|This is Kevin with kids who enjoy listening to his storytelling.|
I was impressed at Kevin's idealism for LIS development in the country in general, and in particular on his advocacy for reading through the establishment of reading centers and libraries. Last January, I met him at the Follet Destiny workshop at ISM. He has graduated from university and has begun work as a new LIS professional with Follet. Here is Kevin's interview.
1. Why did you major in LIS?
Actually, I enrolled as an accountancy student then I shifted to LIS because, first it has a board exam and this is one of my goals to finish a degree with a board exam. I don't have any idea of what it is and what will be my future in this course. This was a suggestion from my aunt who is working in the university where I was a student, the University of the East. I was so curios about the course and when I enrolled in LIS on my first semester I loved the way it was taught. To fast forward, I see myself as a successful librarian in the future, specifically a good storyteller.

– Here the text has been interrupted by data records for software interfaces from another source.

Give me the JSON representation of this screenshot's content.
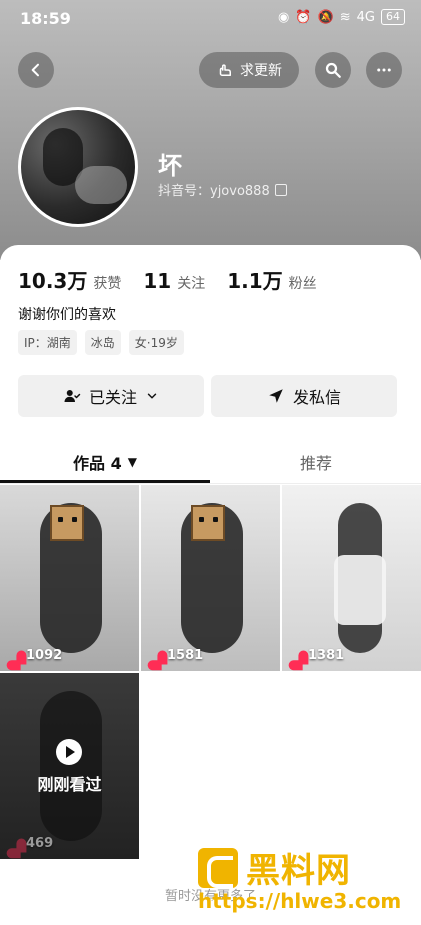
{
  "status_bar": {
    "time": "18:59",
    "signal": "4G",
    "battery": "64"
  },
  "header": {
    "request_update_label": "求更新",
    "username": "坏",
    "douyin_id": "抖音号：yjovo888"
  },
  "stats": [
    {
      "number": "10.3万",
      "label": "获赞"
    },
    {
      "number": "11",
      "label": "关注"
    },
    {
      "number": "1.1万",
      "label": "粉丝"
    }
  ],
  "bio": "谢谢你们的喜欢",
  "tags": [
    "IP：湖南",
    "冰岛",
    "女·19岁"
  ],
  "buttons": {
    "following": "已关注",
    "message": "发私信"
  },
  "tabs": [
    {
      "label": "作品 4"
    },
    {
      "label": "推荐"
    }
  ],
  "videos": [
    {
      "likes": "1092"
    },
    {
      "likes": "1581"
    },
    {
      "likes": "1381"
    },
    {
      "likes": "469",
      "overlay": "刚刚看过"
    }
  ],
  "footer_note": "暂时没有更多了",
  "watermark": {
    "brand": "黑料网",
    "url": "https://hlwe3.com"
  },
  "colors": {
    "accent_like": "#ff2d55",
    "watermark": "#f0b400"
  }
}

2. What learning did you get from your LIS training that you will take with you in the workplace?
Before I graduated and hired in a job I was a student assistant of the UE Library for 3 years. I experienced almost all of the activities and services needed to be learned as a future information professional. Most of the learning I brought with me in my new workplace is more on the management aspect taught in the subject library management. Even my storytelling skills is a way of demonstrating to my audience, which are mostly librarians and administrative officials, the points of management concepts, like marketing. Through storytelling, I can persuade them to look at the benefits and how good our library software is. Also learning cataloging principles help in explaining and demonstrating the advantages of cataloging online.

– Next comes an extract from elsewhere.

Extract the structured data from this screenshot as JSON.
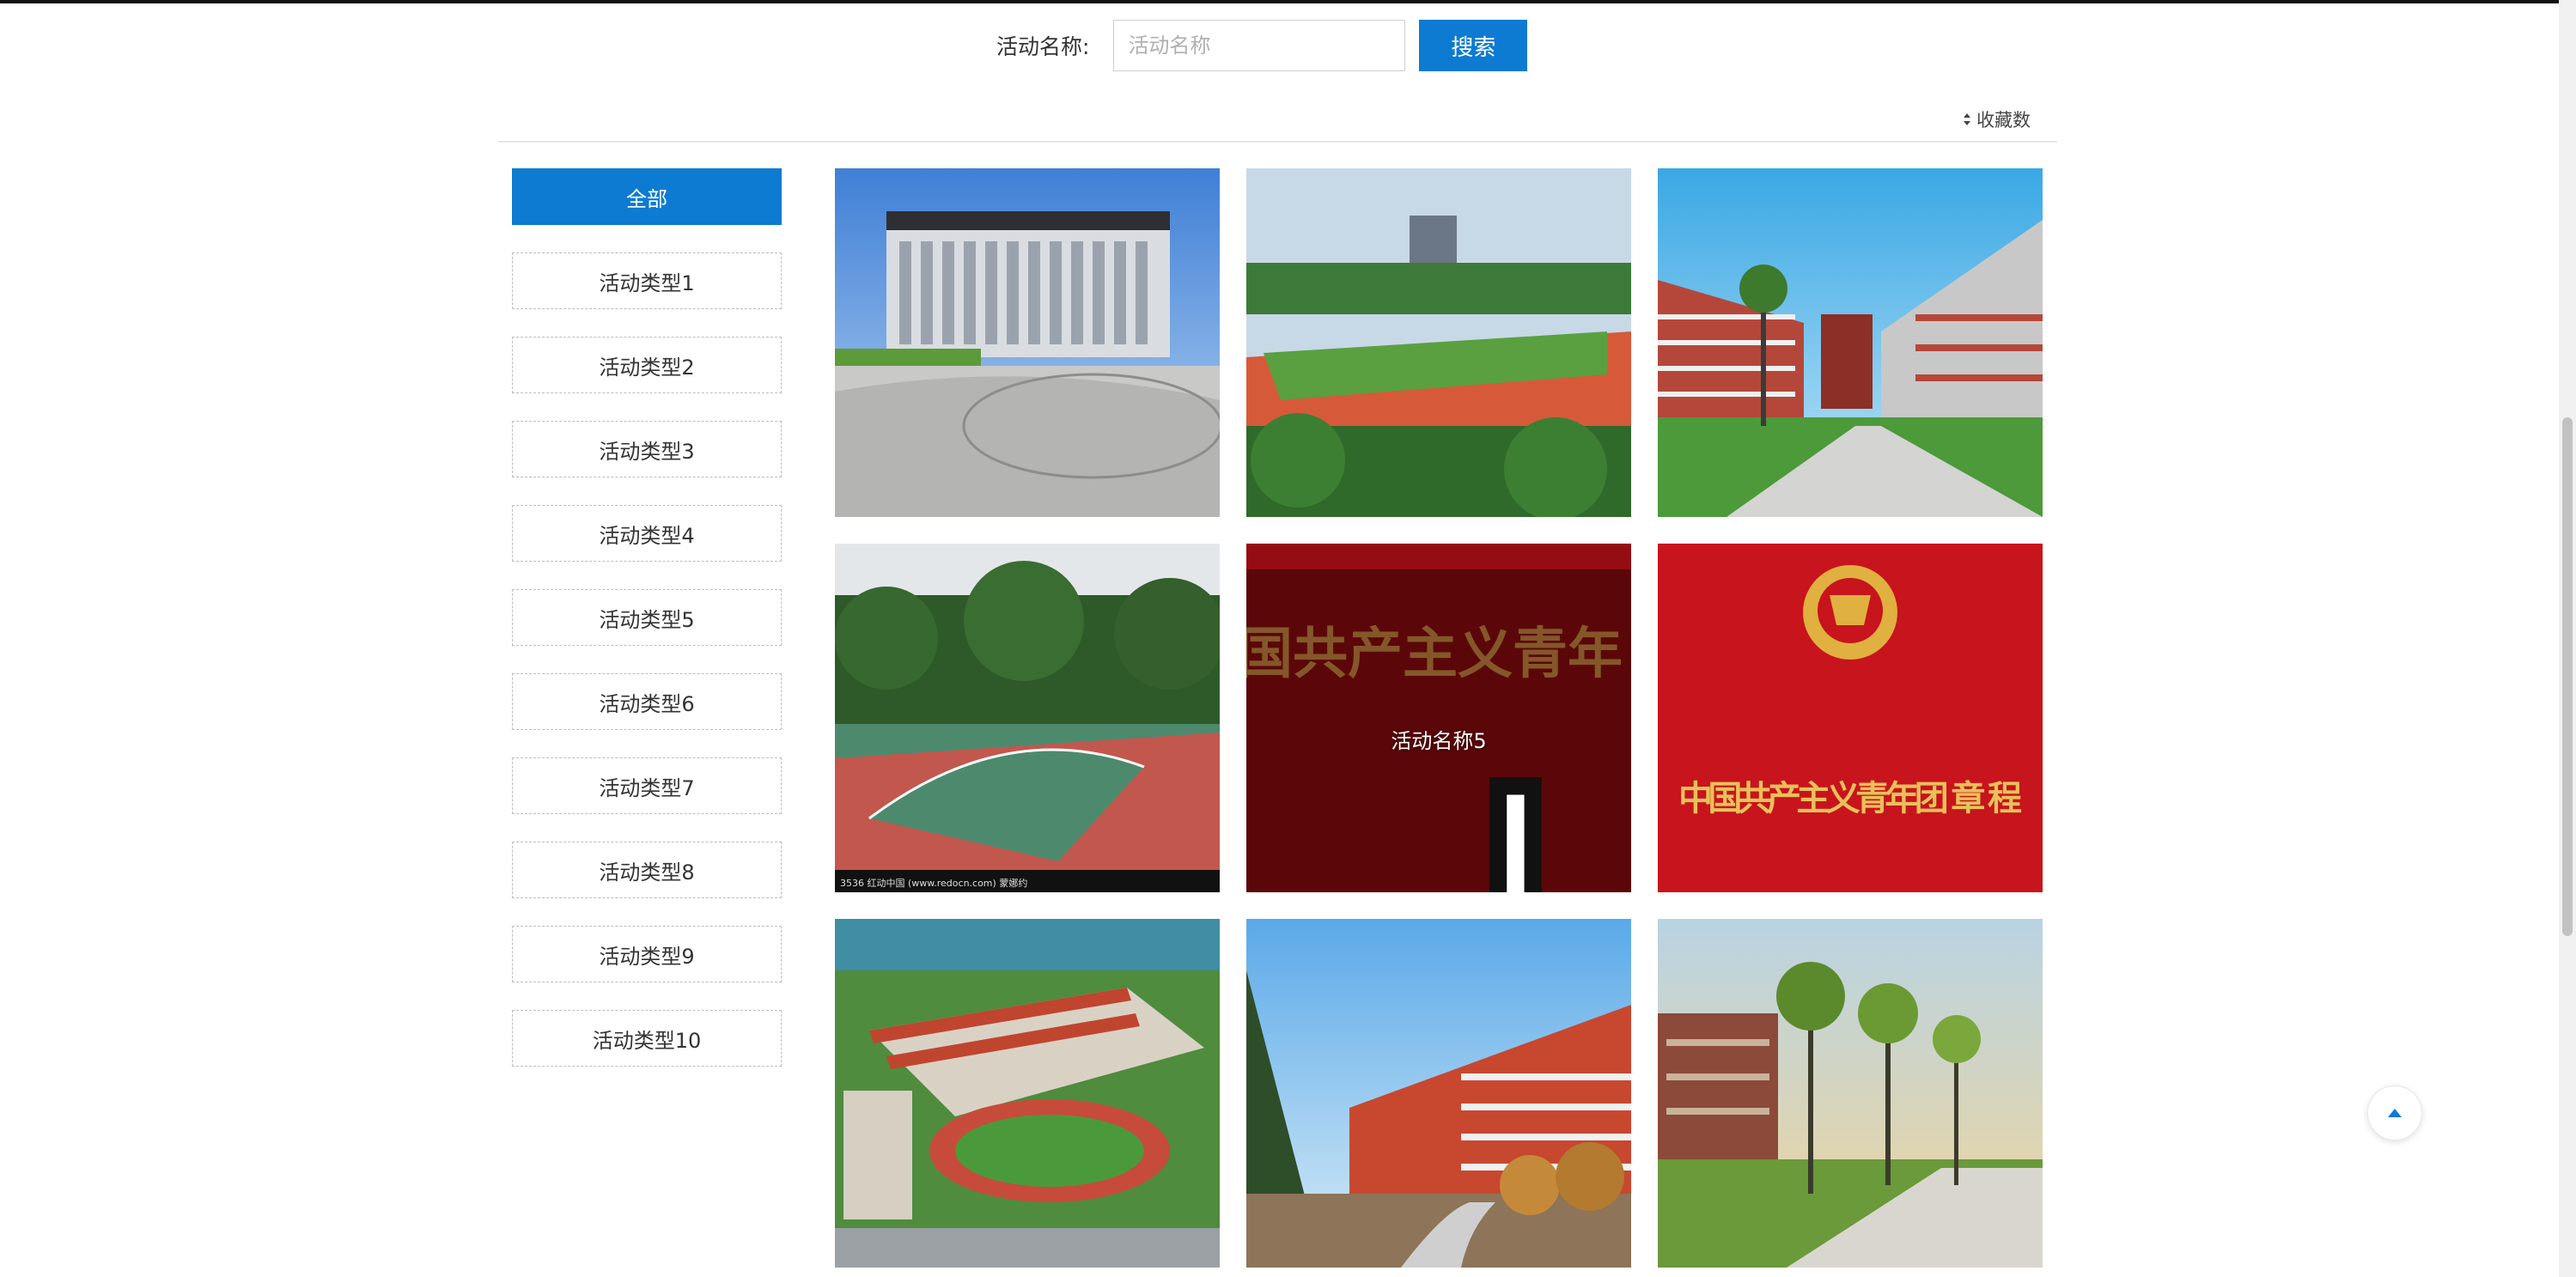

|Cool Kevin in the City of Pines|
I expect a big change to the level of the librarians to other professionals. I expect that we as the new generation of LIS professionals will take an action to help the profession be known and become more important than usual. Continuing education and research must start from us librarians because that can help us level up our love for the profession. I really expect, as always, that the librarians' world are very wide and opportunities in the society.

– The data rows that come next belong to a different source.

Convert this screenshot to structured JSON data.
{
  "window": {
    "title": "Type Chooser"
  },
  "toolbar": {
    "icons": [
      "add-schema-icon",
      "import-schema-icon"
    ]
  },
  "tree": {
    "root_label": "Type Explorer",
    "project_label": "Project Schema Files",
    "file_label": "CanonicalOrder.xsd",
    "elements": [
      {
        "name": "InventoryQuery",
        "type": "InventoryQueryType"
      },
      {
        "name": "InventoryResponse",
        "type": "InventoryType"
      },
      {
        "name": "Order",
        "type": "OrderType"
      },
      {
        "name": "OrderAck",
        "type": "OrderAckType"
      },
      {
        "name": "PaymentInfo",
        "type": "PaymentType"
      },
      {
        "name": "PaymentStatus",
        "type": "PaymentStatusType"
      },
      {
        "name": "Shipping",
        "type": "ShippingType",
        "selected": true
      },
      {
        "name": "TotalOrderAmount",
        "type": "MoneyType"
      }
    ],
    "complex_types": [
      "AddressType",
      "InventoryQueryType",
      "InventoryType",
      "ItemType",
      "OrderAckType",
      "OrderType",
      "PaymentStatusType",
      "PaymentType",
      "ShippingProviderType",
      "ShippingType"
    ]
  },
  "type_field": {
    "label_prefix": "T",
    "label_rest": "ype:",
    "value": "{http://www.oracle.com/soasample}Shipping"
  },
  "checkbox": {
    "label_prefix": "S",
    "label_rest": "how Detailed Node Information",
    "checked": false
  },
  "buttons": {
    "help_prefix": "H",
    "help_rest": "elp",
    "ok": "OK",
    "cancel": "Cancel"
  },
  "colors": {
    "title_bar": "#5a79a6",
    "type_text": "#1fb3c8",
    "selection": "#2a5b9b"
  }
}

4. What aspect of your advocacy are you most proud of?
I am very proud of the way we help children; to lift up their dreams; and to help them study more as I make a difference in each of child. I am very proud also that I will start with my new program which is the READ Program - Read, Educate, Act, and Develop. This way I can say that I can help lessen illiteracy in my community. The plan is to build a reading and learning center under the READ Program in my community. The Library Renewal Partnership is one of our partners continuously helping and donating books.